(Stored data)

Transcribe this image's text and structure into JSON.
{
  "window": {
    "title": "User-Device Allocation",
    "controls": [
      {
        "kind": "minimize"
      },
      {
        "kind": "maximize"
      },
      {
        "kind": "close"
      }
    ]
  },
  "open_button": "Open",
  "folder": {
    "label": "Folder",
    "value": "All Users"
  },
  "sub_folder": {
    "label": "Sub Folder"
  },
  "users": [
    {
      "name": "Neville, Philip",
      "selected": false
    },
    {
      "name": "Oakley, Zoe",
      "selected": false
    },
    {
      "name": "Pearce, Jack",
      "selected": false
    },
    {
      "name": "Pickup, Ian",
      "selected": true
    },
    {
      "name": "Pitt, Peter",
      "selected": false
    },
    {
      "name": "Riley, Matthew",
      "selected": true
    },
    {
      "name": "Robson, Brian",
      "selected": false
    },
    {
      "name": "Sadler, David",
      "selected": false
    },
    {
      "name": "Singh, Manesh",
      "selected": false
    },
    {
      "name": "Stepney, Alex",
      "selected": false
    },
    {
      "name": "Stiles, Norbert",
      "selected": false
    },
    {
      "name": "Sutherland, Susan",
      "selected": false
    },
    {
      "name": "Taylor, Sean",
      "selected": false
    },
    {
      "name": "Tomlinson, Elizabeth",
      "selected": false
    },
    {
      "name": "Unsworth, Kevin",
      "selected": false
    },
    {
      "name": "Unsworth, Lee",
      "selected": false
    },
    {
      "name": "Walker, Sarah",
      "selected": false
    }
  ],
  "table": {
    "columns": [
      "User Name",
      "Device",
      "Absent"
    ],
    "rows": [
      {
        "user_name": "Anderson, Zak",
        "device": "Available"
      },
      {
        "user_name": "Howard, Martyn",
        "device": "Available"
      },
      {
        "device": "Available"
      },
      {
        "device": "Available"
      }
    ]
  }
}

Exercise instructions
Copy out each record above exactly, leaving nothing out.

Finished exercise
Transcribe this image's text and structure into JSON.
{
  "window": {
    "title": "User-Device Allocation",
    "controls": [
      {
        "kind": "minimize"
      },
      {
        "kind": "maximize"
      },
      {
        "kind": "close"
      }
    ]
  },
  "open_button": "Open",
  "folder": {
    "label": "Folder",
    "value": "All Users"
  },
  "sub_folder": {
    "label": "Sub Folder"
  },
  "users": [
    {
      "name": "Neville, Philip",
      "selected": false
    },
    {
      "name": "Oakley, Zoe",
      "selected": false
    },
    {
      "name": "Pearce, Jack",
      "selected": false
    },
    {
      "name": "Pickup, Ian",
      "selected": true
    },
    {
      "name": "Pitt, Peter",
      "selected": false
    },
    {
      "name": "Riley, Matthew",
      "selected": true
    },
    {
      "name": "Robson, Brian",
      "selected": false
    },
    {
      "name": "Sadler, David",
      "selected": false
    },
    {
      "name": "Singh, Manesh",
      "selected": false
    },
    {
      "name": "Stepney, Alex",
      "selected": false
    },
    {
      "name": "Stiles, Norbert",
      "selected": false
    },
    {
      "name": "Sutherland, Susan",
      "selected": false
    },
    {
      "name": "Taylor, Sean",
      "selected": false
    },
    {
      "name": "Tomlinson, Elizabeth",
      "selected": false
    },
    {
      "name": "Unsworth, Kevin",
      "selected": false
    },
    {
      "name": "Unsworth, Lee",
      "selected": false
    },
    {
      "name": "Walker, Sarah",
      "selected": false
    }
  ],
  "table": {
    "columns": [
      "User Name",
      "Device",
      "Absent"
    ],
    "rows": [
      {
        "user_name": "Anderson, Zak",
        "device": "Available"
      },
      {
        "user_name": "Howard, Martyn",
        "device": "Available"
      },
      {
        "device": "Available"
      },
      {
        "device": "Available"
      }
    ]
  }
}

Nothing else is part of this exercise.